### Your goal:
Give back every record exactly, with its pictures left out.

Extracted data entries
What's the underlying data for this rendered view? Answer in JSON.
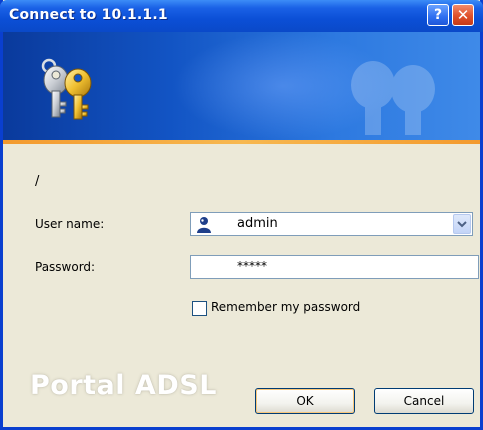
{
  "window": {
    "title": "Connect to 10.1.1.1",
    "help_label": "?",
    "close_label": "✕"
  },
  "dialog": {
    "realm": "/",
    "username_label": "User name:",
    "username_value": "admin",
    "password_label": "Password:",
    "password_value": "*****",
    "remember_label": "Remember my password",
    "remember_checked": false,
    "watermark": "Portal ADSL",
    "ok_label": "OK",
    "cancel_label": "Cancel"
  },
  "colors": {
    "title_bar": "#0b4fd6",
    "banner_accent": "#f39a2e",
    "dialog_bg": "#ece9d8"
  },
  "icons": {
    "banner": "keys-icon",
    "user": "user-icon",
    "dropdown": "chevron-down-icon"
  }
}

### Answer to the exercise:
What's the underlying data for this rendered view? Answer in JSON.
{
  "window": {
    "title": "Connect to 10.1.1.1",
    "help_label": "?",
    "close_label": "✕"
  },
  "dialog": {
    "realm": "/",
    "username_label": "User name:",
    "username_value": "admin",
    "password_label": "Password:",
    "password_value": "*****",
    "remember_label": "Remember my password",
    "remember_checked": false,
    "watermark": "Portal ADSL",
    "ok_label": "OK",
    "cancel_label": "Cancel"
  },
  "colors": {
    "title_bar": "#0b4fd6",
    "banner_accent": "#f39a2e",
    "dialog_bg": "#ece9d8"
  },
  "icons": {
    "banner": "keys-icon",
    "user": "user-icon",
    "dropdown": "chevron-down-icon"
  }
}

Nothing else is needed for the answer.